Southwest Bureau Chief for the Chicago Tribune, Howard Witt, just contacted me with an important update about the remarkably unjust, race-motivated sentencing of Shaquanda Cotton in Paris, TX.
Just in case you haven’t heard the backstory, I’ll let Shaquanda tell you herself from the “About Me” section on her blog Free Shaquanda Cotton:
I am a 14-year-old black freshman who shoved a hall monitor at Paris High School in a dispute over entering the building before the school day had officially begun and was sentenced to 7 years in prison. I have no prior arrest record, and the hall monitor–a 58-year-old teacher’s aide–was not seriously injured. I was tried in March 2006 in the town’s juvenile court, convicted of “assault on a public servant” and sentenced by Lamar County Judge Chuck Superville to prison for up to 7 years, until I turn 21. Just three months earlier, Superville sentenced a 14-year-old white girl, convicted of arson for burning down her family’s house, to probation.
HOUSTON — The sentences of many of the 4,700 delinquent youths now being held in Texas’ juvenile prisons might have been arbitrarily and unfairly extended by prison authorities and thousands could be freed in a matter of weeks as part of a sweeping overhaul of the scandal-plagued juvenile system, state officials say.
Jay Kimbrough, a special master appointed by Texas Gov. Rick Perry to investigate the system after allegations surfaced that some prison officials were coercing imprisoned youths for sex, said he would assemble a committee to review the sentence of every youth in the system.
And about Shaquanda specifically…
Among the leading candidates for early release is Shaquanda Cotton, a 14-year-old black girl from the small east Texas town of Paris, who was sent to prison for up to 7 years for shoving a hall monitor at her high school while other young white offenders convicted of more serious crimes received probation in the town’s courts.
Shaquanda’s story was the subject of a March 12 Tribune article that triggered hundreds of Internet blog articles and thousands of message board postings and led to a nationwide letter-writing campaign to the Texas governor decrying perceived racial discrimination in her case.

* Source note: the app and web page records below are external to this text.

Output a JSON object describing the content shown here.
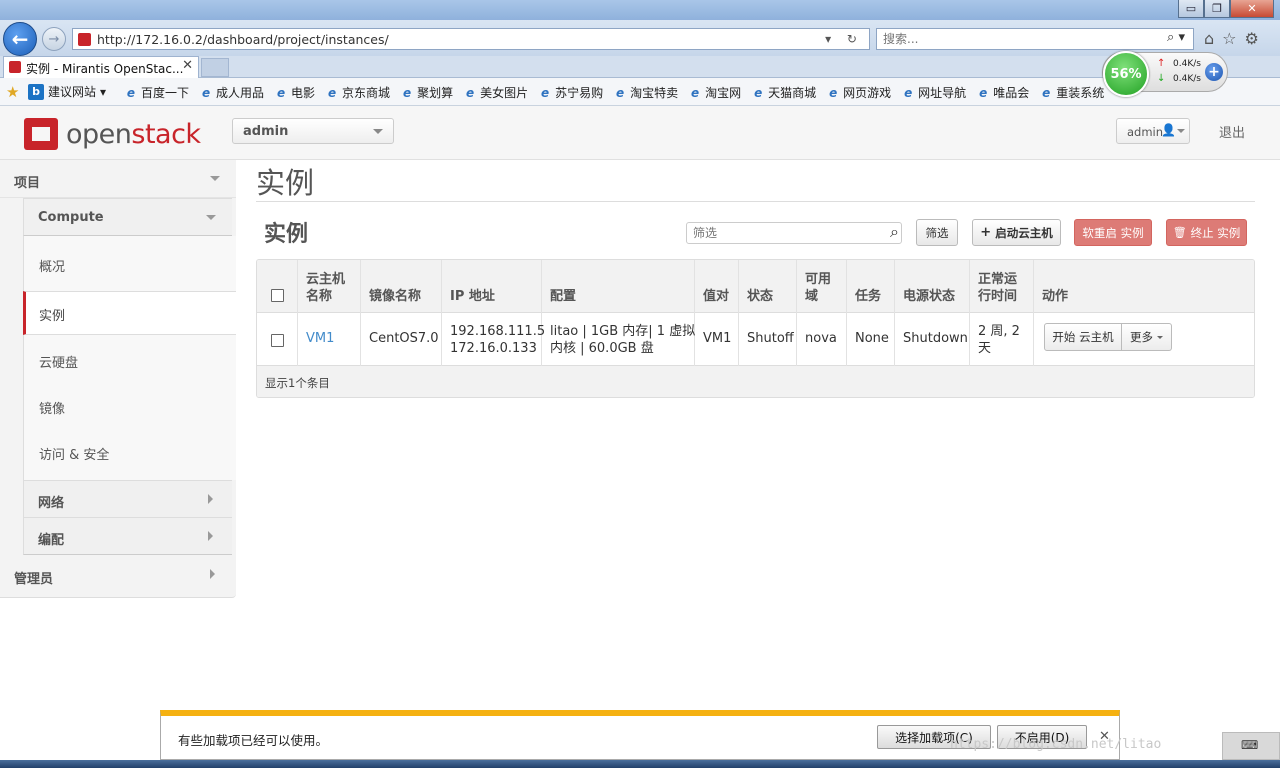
{
  "browser": {
    "window_controls": {
      "minimize": "▭",
      "maximize": "❐",
      "close": "✕"
    },
    "url": "http://172.16.0.2/dashboard/project/instances/",
    "url_controls": "▾ ↻",
    "search_placeholder": "搜索...",
    "search_icon": "search-icon",
    "tab_title": "实例 - Mirantis OpenStac...",
    "tab_close": "✕",
    "favorites": {
      "first": "建议网站",
      "items": [
        "百度一下",
        "成人用品",
        "电影",
        "京东商城",
        "聚划算",
        "美女图片",
        "苏宁易购",
        "淘宝特卖",
        "淘宝网",
        "天猫商城",
        "网页游戏",
        "网址导航",
        "唯品会",
        "重装系统"
      ]
    },
    "speed": {
      "percent": "56%",
      "up": "0.4K/s",
      "down": "0.4K/s"
    }
  },
  "app": {
    "logo_open": "open",
    "logo_stack": "stack",
    "project_selector": "admin",
    "user_menu": "admin",
    "logout": "退出"
  },
  "sidebar": {
    "project": "项目",
    "compute": "Compute",
    "items": [
      "概况",
      "实例",
      "云硬盘",
      "镜像",
      "访问 & 安全"
    ],
    "active_index": 1,
    "network": "网络",
    "orchestration": "编配",
    "admin": "管理员"
  },
  "main": {
    "page_title": "实例",
    "section_title": "实例",
    "filter_placeholder": "筛选",
    "filter_button": "筛选",
    "launch_button": "启动云主机",
    "soft_reboot_button": "软重启 实例",
    "terminate_button": "终止 实例",
    "table": {
      "headers": [
        "云主机名称",
        "镜像名称",
        "IP 地址",
        "配置",
        "值对",
        "状态",
        "可用域",
        "任务",
        "电源状态",
        "正常运行时间",
        "动作"
      ],
      "header_lines": {
        "name": [
          "云主机",
          "名称"
        ],
        "az": [
          "可用",
          "域"
        ],
        "uptime": [
          "正常运",
          "行时间"
        ]
      },
      "rows": [
        {
          "name": "VM1",
          "image": "CentOS7.0",
          "ip": [
            "192.168.111.5",
            "172.16.0.133"
          ],
          "flavor": [
            "litao | 1GB 内存| 1 虚拟",
            "内核 | 60.0GB 盘"
          ],
          "keypair": "VM1",
          "status": "Shutoff",
          "availability_zone": "nova",
          "task": "None",
          "power_state": "Shutdown",
          "uptime": [
            "2 周, 2",
            "天"
          ],
          "action_primary": "开始 云主机",
          "action_more": "更多"
        }
      ],
      "footer": "显示1个条目"
    }
  },
  "notification": {
    "text": "有些加载项已经可以使用。",
    "choose_addons": "选择加载项(C)",
    "disable": "不启用(D)",
    "close": "✕"
  },
  "watermark": "https://blog.csdn.net/litao",
  "tray_icon": "⌨"
}
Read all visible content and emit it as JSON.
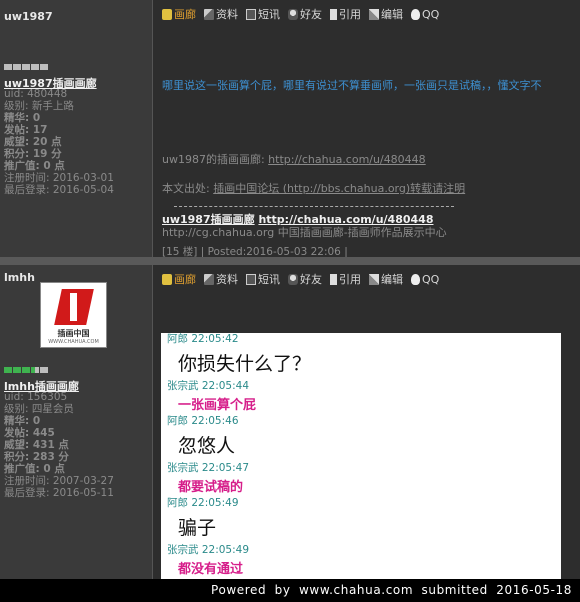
{
  "post1": {
    "author_name": "uw1987",
    "level_dots": 5,
    "name_link": "uw1987插画画廊",
    "stats": [
      "uid: 480448",
      "级别: 新手上路",
      "精华: 0",
      "发帖: 17",
      "威望: 20 点",
      "积分: 19 分",
      "推广值: 0 点",
      "注册时间: 2016-03-01",
      "最后登录: 2016-05-04"
    ],
    "toolbar": [
      "画廊",
      "资料",
      "短讯",
      "好友",
      "引用",
      "编辑",
      "QQ"
    ],
    "message": "哪里说这一张画算个屁，哪里有说过不算垂画师，一张画只是试稿，，懂文字不",
    "gallery_line_prefix": "uw1987的插画画廊: ",
    "gallery_url": "http://chahua.com/u/480448",
    "source_prefix": "本文出处: ",
    "source_text": "插画中国论坛 (http://bbs.chahua.org)转载请注明",
    "sig_name": "uw1987插画画廊",
    "sig_url": "http://chahua.com/u/480448",
    "sig_line2": "http://cg.chahua.org 中国插画画廊-插画师作品展示中心",
    "meta": "[15 楼] | Posted:2016-05-03 22:06 |"
  },
  "post2": {
    "author_name": "lmhh",
    "logo_text": "插画中国",
    "logo_sub": "WWW.CHAHUA.COM",
    "name_link": "lmhh插画画廊",
    "stats": [
      "uid: 156305",
      "级别: 四星会员",
      "精华: 0",
      "发帖: 445",
      "威望: 431 点",
      "积分: 283 分",
      "推广值: 0 点",
      "注册时间: 2007-03-27",
      "最后登录: 2016-05-11"
    ],
    "toolbar": [
      "画廊",
      "资料",
      "短讯",
      "好友",
      "引用",
      "编辑",
      "QQ"
    ],
    "chat": [
      {
        "who": "阿郎 22:05:42",
        "text": "你损失什么了？",
        "style": "a"
      },
      {
        "who": "张宗武 22:05:44",
        "text": "一张画算个屁",
        "style": "b"
      },
      {
        "who": "阿郎 22:05:46",
        "text": "忽悠人",
        "style": "a"
      },
      {
        "who": "张宗武 22:05:47",
        "text": "都要试稿的",
        "style": "b"
      },
      {
        "who": "阿郎 22:05:49",
        "text": "骗子",
        "style": "a"
      },
      {
        "who": "张宗武 22:05:49",
        "text": "都没有通过",
        "style": "b"
      }
    ]
  },
  "footer": {
    "text": "Powered by www.chahua.com submitted 2016-05-18"
  }
}
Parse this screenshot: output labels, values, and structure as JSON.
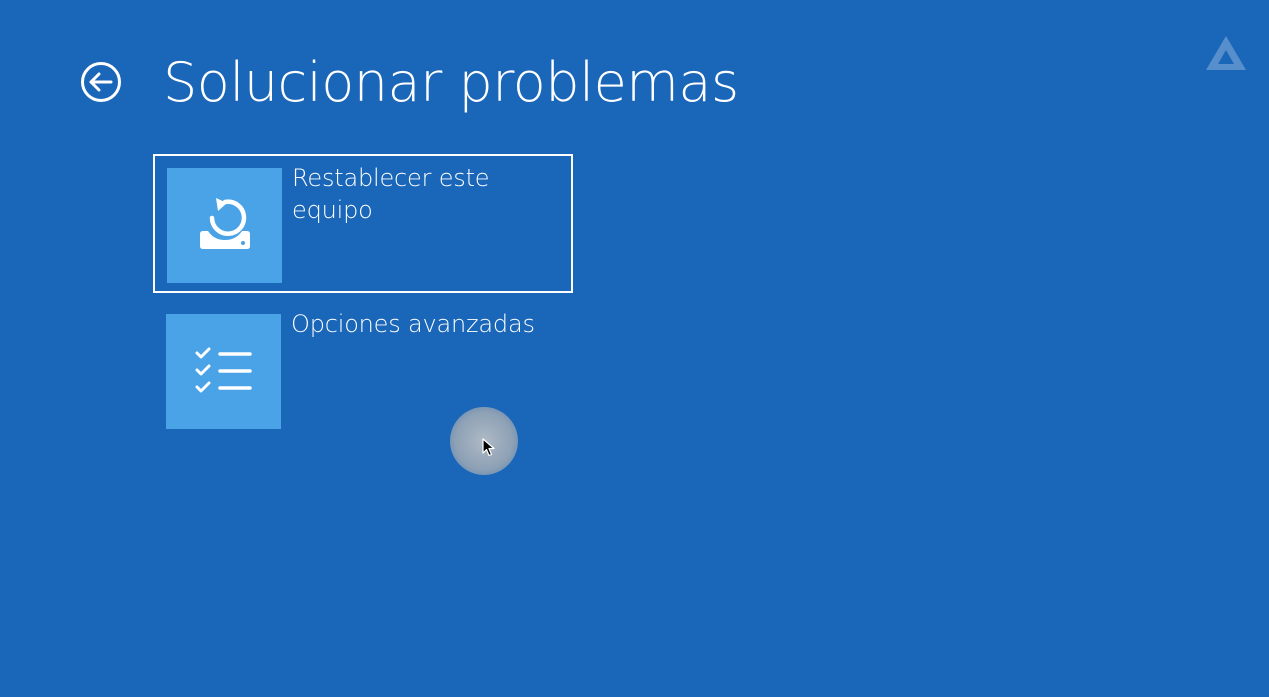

Cotton, now 15, has been incarcerated at a youth prison in Brownwood, Texas, for the last year on a sentence that could run until her 21st birthday. But like many of the other youths in the system, she is eligible to earn earlier release if she achieves certain social, behavioral and educational milestones while in prison.
But officials at the Ron Jackson Correctional Complex have repeatedly extended Shaquanda’s sentence because she refuses to admit her guilt and because she was found with contraband in her cell–an extra pair of socks.
Socks? I guess Texas is like a whole other country.
This is good news people. Very good news. And I hope we’ll all continue to blog about this story so the momentum against these racist incarcerations will build and get them reversed quickly.
And apparently, we’ve already had an impact…
If you had Googled the black girl’s name, Shaquanda Cotton, the day before the story was published on the front page of the March 12 edition of the Tribune, you would have gotten zero results. On Monday afternoon, there were more than 35,000 hits.
The story has been picked up on more than 300 blogs around the country, many of them concerned with African-American affairs. It has generated thousands of postings to Internet message boards.
It was the top story on digg.com, a site that ranks Internet pages by user popularity and recommendations. It became the most-viewed and most-e-mailed story on chicagotribune.com more than a week after it was originally published, which is particularly remarkable because most news stories on the site automatically expire after just a few days.
And now the story has jumped across the ethernet into the physical world: Dozens of talk-radio stations across the nation were buzzing about Shaquanda last week, protests on her behalf were held in Paris, a petition- and letter-drive aimed at Texas Gov. Rick Perry and the judge in the case, Chuck Superville, is under way, and civil rights leaders from the NAACP and the ACLU to the Rev. Al Sharpton are weighing whether to get involved.
I leave you with three words: Free Shaquanda Cotton.